:: EXERCISE DIRECTIONS ::
Scan the records for "label" and copy each line that contains it.

Dataset rows for apps and sites
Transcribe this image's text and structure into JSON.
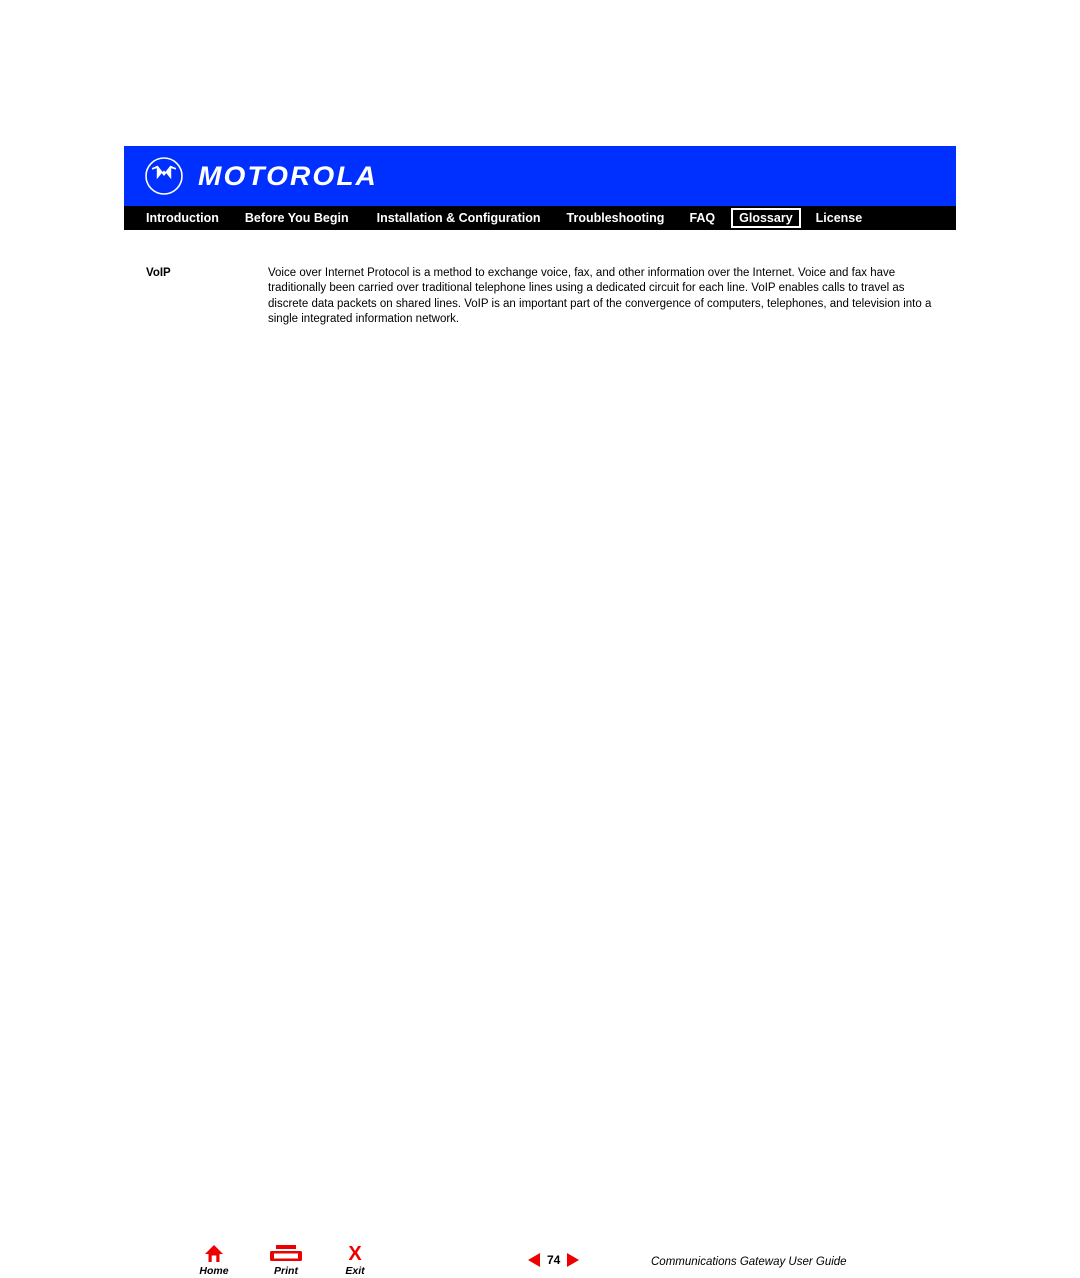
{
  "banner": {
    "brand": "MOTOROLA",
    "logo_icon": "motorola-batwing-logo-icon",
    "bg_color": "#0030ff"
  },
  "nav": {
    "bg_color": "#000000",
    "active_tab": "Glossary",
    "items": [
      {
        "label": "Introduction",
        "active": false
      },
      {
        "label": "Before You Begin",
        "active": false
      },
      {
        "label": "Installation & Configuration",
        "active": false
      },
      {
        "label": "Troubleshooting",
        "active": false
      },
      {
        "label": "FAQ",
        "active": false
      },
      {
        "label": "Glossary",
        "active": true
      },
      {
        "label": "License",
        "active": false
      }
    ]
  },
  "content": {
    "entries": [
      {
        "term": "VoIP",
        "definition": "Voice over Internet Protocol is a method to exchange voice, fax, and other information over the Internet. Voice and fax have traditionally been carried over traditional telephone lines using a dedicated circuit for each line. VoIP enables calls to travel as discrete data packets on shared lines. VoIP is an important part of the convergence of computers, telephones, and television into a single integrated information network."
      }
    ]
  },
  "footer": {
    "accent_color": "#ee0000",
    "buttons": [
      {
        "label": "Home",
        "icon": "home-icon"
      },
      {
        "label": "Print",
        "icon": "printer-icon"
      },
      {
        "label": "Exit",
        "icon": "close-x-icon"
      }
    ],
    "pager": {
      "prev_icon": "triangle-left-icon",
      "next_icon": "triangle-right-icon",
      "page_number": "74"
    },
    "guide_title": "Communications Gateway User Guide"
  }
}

:: EXPECTED ANSWER ::
        "label": "Introduction",
        "label": "Before You Begin",
        "label": "Installation & Configuration",
        "label": "Troubleshooting",
        "label": "FAQ",
        "label": "Glossary",
        "label": "License",
        "label": "Home",
        "label": "Print",
        "label": "Exit",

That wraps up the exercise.